Symposium: Silver and Gold – Investigating Metalpoint Drawing
This symposium was organized by the department of Conservation and Scientific Research at the British Museum, with the support from The Andrew W. Mellon Foundation.
The main focus of the symposium was on the metalpoint drawing. But with the various background of the speakers, the technique, material and historical background of metalpoint were investigated from different angles.
The presentation “Early Uses of Metalpoint” by Thea Burns draw the attention back to medieval time. Archaeological, documentary, literary, terminological and visual evidence for the use of metalpoint for drawing in these early periods were reviewed.
Then the next speaker Kimberly Schenck, from National Gallery of Art, USA, was giving an overview of the materials and techniques in metalpoint drawings. This is very useful for me to understand the other lectures following, since I have not knew too much about the technique of metalpoint drawing. The generic term “metalpoint” refers to drawings created by a tool made of a metal or combination of metals of any type whereas “silverpoint” designates that the tool was made primarily of silver. As the speaker pointed out that, not only the material of the metalpoint, but also the support and the ground are also play important roles in the drawing. And the appearance of a metalpoint drawing reflects the artist’s choice of tool, ground and support, and his or her ability to manipulate these materials.
The following speakers were talking about the scientific examination method of metalpoint. In the lecture given by researchers from the Department of Conservation and Scientific Research, British Museum, they talked about the different methods which they used for investigating those drawings. I was impressed by how logical their analysis methods are. Their analysis methods are based on three levels. Firstly, they called it “conservation examination”, in which art historical information was gathered for each drawing. Then the second step is taking images using a suite of multispectral imaging techniques. Technical imaging used in this way is not merely a recording tool but can provide evidence to answer questions raised by visual observation and can also select representative area for the elemental and molecular composition analysis. Then the third step is using in situ XRF and RAMAN spectroscopy. By using the combination of these analytical methods, it is able to picture a drawing with great details.

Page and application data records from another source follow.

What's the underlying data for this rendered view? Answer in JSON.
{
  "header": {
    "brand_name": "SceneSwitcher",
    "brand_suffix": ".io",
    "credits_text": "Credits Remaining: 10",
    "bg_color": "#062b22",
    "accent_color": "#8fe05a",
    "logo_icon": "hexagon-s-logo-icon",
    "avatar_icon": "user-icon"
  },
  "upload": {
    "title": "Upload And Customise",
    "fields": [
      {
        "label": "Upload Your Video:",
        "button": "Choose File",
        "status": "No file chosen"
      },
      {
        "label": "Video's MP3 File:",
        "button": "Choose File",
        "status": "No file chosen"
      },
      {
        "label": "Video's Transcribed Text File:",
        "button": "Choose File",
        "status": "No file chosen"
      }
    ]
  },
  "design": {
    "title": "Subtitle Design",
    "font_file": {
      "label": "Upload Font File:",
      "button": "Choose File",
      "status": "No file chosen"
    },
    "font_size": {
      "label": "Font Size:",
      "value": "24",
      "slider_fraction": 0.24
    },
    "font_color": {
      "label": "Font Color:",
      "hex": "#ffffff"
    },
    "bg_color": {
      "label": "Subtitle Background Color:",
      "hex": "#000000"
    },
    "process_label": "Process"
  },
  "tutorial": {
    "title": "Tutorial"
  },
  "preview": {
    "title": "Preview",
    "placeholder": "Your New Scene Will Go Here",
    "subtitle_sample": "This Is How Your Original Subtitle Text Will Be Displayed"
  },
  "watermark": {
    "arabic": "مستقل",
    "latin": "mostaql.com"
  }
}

At the rest of the symposium, some example of metalpoint drawings from Low Countries and Germany were also discussed.